● Brief
When you restate the entries that follow, keep every word exactly and drop the pictures.
*** Records to process ***
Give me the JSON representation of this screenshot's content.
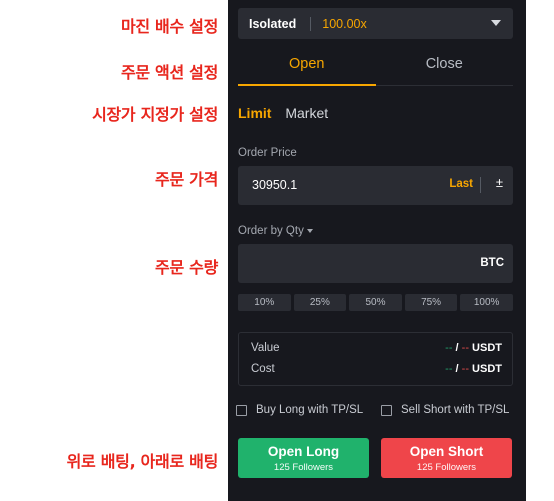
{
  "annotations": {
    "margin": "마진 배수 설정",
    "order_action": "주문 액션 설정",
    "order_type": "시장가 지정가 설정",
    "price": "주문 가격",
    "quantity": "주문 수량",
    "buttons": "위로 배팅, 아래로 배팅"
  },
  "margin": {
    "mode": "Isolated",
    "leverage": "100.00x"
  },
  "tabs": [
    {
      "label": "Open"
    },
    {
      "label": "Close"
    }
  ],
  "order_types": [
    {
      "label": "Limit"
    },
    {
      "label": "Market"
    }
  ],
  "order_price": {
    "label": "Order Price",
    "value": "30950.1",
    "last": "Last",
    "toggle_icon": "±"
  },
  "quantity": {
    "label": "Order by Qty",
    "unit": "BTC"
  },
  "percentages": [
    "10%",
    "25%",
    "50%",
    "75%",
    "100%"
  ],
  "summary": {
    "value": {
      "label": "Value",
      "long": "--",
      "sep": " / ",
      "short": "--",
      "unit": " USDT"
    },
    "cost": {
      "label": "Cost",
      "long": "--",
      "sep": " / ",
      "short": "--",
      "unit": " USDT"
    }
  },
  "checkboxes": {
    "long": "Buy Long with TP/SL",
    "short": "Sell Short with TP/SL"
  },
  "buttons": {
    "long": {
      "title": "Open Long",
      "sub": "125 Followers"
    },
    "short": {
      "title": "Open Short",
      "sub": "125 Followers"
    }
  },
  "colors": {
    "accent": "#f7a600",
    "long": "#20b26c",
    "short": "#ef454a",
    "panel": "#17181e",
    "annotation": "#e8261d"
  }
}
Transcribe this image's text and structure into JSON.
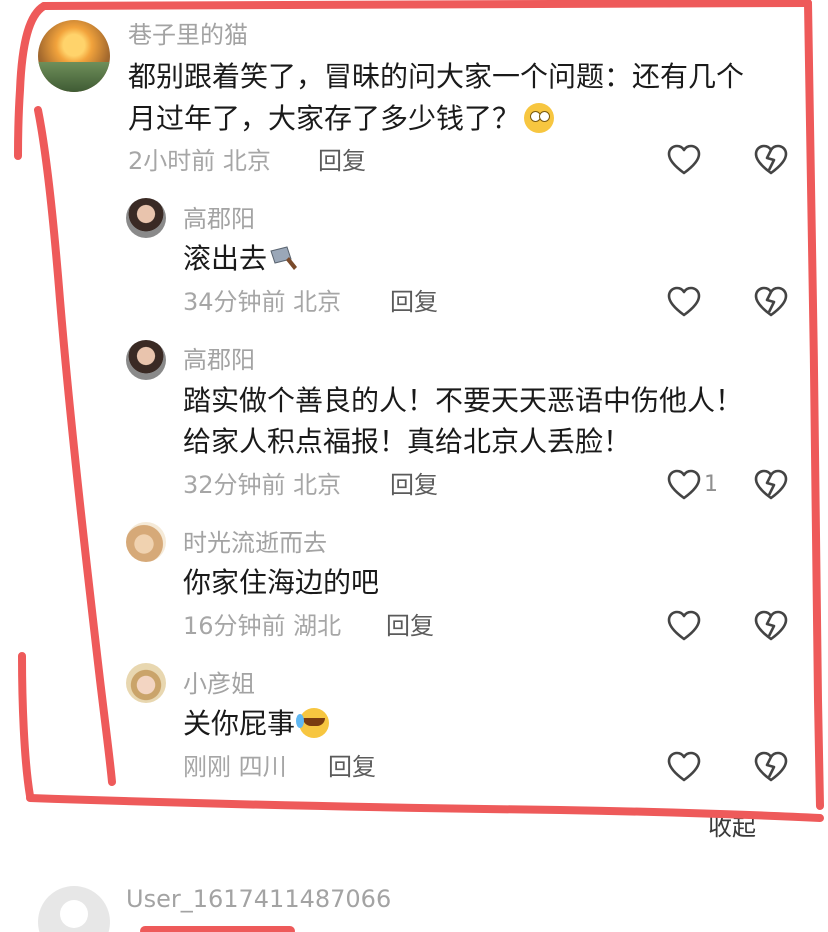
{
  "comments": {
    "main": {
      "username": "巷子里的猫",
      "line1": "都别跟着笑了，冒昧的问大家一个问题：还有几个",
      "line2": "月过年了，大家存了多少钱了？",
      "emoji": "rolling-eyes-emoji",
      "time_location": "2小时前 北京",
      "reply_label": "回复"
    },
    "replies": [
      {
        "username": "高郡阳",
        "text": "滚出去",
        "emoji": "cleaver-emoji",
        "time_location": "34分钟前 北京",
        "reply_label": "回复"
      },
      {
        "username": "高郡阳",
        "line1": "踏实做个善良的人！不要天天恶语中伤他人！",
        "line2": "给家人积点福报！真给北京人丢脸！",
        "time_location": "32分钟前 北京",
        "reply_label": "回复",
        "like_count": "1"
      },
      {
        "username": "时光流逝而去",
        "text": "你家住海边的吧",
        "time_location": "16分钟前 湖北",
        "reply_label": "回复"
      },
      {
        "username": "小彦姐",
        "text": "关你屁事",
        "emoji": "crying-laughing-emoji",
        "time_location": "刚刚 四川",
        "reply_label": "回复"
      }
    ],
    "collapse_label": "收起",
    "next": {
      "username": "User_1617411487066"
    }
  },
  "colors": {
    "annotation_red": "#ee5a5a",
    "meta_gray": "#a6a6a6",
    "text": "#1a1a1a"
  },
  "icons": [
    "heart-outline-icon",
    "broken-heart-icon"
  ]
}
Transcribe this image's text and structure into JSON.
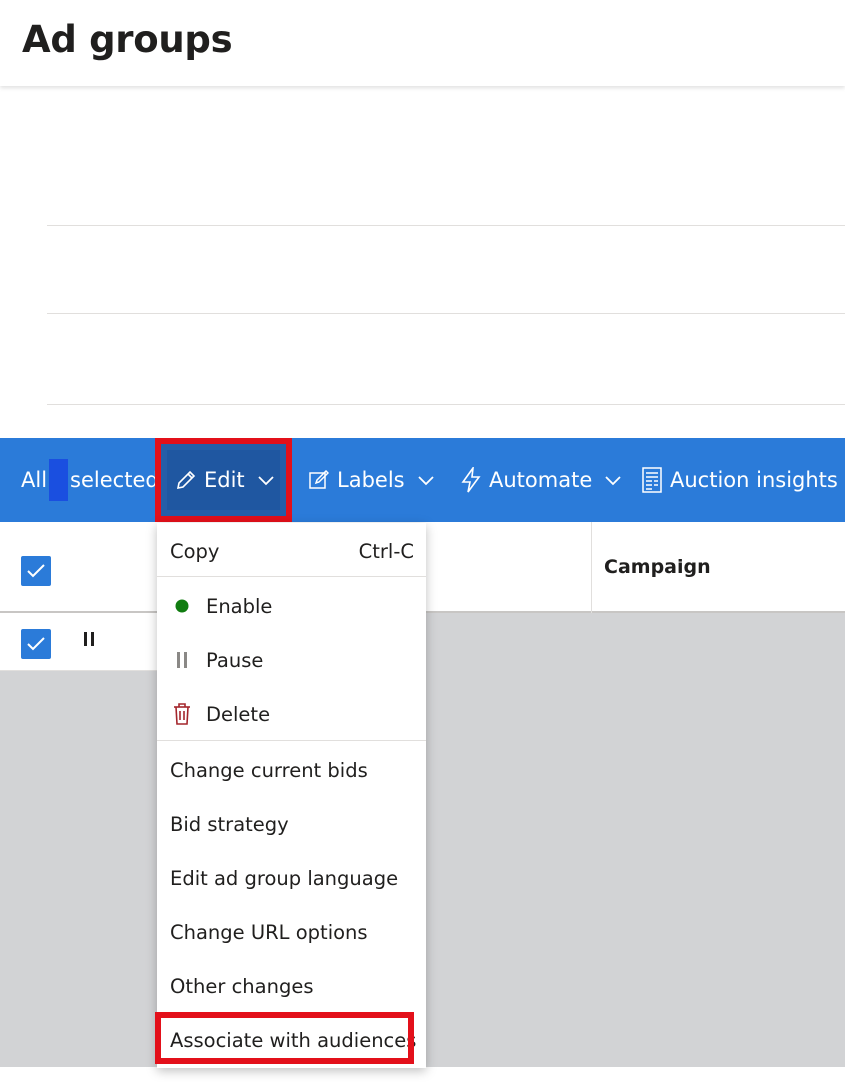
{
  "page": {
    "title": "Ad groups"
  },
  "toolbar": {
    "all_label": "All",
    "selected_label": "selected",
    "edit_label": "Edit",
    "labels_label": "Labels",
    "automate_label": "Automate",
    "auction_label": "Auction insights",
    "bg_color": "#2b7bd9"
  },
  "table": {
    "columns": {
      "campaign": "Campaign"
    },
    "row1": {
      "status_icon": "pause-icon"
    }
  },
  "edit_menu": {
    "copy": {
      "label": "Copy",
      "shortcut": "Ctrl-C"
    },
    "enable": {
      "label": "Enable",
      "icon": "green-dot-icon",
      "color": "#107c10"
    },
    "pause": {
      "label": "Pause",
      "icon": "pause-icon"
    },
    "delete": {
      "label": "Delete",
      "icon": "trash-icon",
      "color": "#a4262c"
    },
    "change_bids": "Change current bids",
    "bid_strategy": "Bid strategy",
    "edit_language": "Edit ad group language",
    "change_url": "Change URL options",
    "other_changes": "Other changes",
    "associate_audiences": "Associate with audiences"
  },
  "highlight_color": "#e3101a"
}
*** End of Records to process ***
● Solution to this problem
Give me the JSON representation of this screenshot's content.
{
  "annotations": {
    "margin": "마진 배수 설정",
    "order_action": "주문 액션 설정",
    "order_type": "시장가 지정가 설정",
    "price": "주문 가격",
    "quantity": "주문 수량",
    "buttons": "위로 배팅, 아래로 배팅"
  },
  "margin": {
    "mode": "Isolated",
    "leverage": "100.00x"
  },
  "tabs": [
    {
      "label": "Open"
    },
    {
      "label": "Close"
    }
  ],
  "order_types": [
    {
      "label": "Limit"
    },
    {
      "label": "Market"
    }
  ],
  "order_price": {
    "label": "Order Price",
    "value": "30950.1",
    "last": "Last",
    "toggle_icon": "±"
  },
  "quantity": {
    "label": "Order by Qty",
    "unit": "BTC"
  },
  "percentages": [
    "10%",
    "25%",
    "50%",
    "75%",
    "100%"
  ],
  "summary": {
    "value": {
      "label": "Value",
      "long": "--",
      "sep": " / ",
      "short": "--",
      "unit": " USDT"
    },
    "cost": {
      "label": "Cost",
      "long": "--",
      "sep": " / ",
      "short": "--",
      "unit": " USDT"
    }
  },
  "checkboxes": {
    "long": "Buy Long with TP/SL",
    "short": "Sell Short with TP/SL"
  },
  "buttons": {
    "long": {
      "title": "Open Long",
      "sub": "125 Followers"
    },
    "short": {
      "title": "Open Short",
      "sub": "125 Followers"
    }
  },
  "colors": {
    "accent": "#f7a600",
    "long": "#20b26c",
    "short": "#ef454a",
    "panel": "#17181e",
    "annotation": "#e8261d"
  }
}
Transcribe this image's text and structure into JSON.
{
  "comments": {
    "main": {
      "username": "巷子里的猫",
      "line1": "都别跟着笑了，冒昧的问大家一个问题：还有几个",
      "line2": "月过年了，大家存了多少钱了？",
      "emoji": "rolling-eyes-emoji",
      "time_location": "2小时前 北京",
      "reply_label": "回复"
    },
    "replies": [
      {
        "username": "高郡阳",
        "text": "滚出去",
        "emoji": "cleaver-emoji",
        "time_location": "34分钟前 北京",
        "reply_label": "回复"
      },
      {
        "username": "高郡阳",
        "line1": "踏实做个善良的人！不要天天恶语中伤他人！",
        "line2": "给家人积点福报！真给北京人丢脸！",
        "time_location": "32分钟前 北京",
        "reply_label": "回复",
        "like_count": "1"
      },
      {
        "username": "时光流逝而去",
        "text": "你家住海边的吧",
        "time_location": "16分钟前 湖北",
        "reply_label": "回复"
      },
      {
        "username": "小彦姐",
        "text": "关你屁事",
        "emoji": "crying-laughing-emoji",
        "time_location": "刚刚 四川",
        "reply_label": "回复"
      }
    ],
    "collapse_label": "收起",
    "next": {
      "username": "User_1617411487066"
    }
  },
  "colors": {
    "annotation_red": "#ee5a5a",
    "meta_gray": "#a6a6a6",
    "text": "#1a1a1a"
  },
  "icons": [
    "heart-outline-icon",
    "broken-heart-icon"
  ]
}
Transcribe this image's text and structure into JSON.
{
  "page": {
    "title": "Ad groups"
  },
  "toolbar": {
    "all_label": "All",
    "selected_label": "selected",
    "edit_label": "Edit",
    "labels_label": "Labels",
    "automate_label": "Automate",
    "auction_label": "Auction insights",
    "bg_color": "#2b7bd9"
  },
  "table": {
    "columns": {
      "campaign": "Campaign"
    },
    "row1": {
      "status_icon": "pause-icon"
    }
  },
  "edit_menu": {
    "copy": {
      "label": "Copy",
      "shortcut": "Ctrl-C"
    },
    "enable": {
      "label": "Enable",
      "icon": "green-dot-icon",
      "color": "#107c10"
    },
    "pause": {
      "label": "Pause",
      "icon": "pause-icon"
    },
    "delete": {
      "label": "Delete",
      "icon": "trash-icon",
      "color": "#a4262c"
    },
    "change_bids": "Change current bids",
    "bid_strategy": "Bid strategy",
    "edit_language": "Edit ad group language",
    "change_url": "Change URL options",
    "other_changes": "Other changes",
    "associate_audiences": "Associate with audiences"
  },
  "highlight_color": "#e3101a"
}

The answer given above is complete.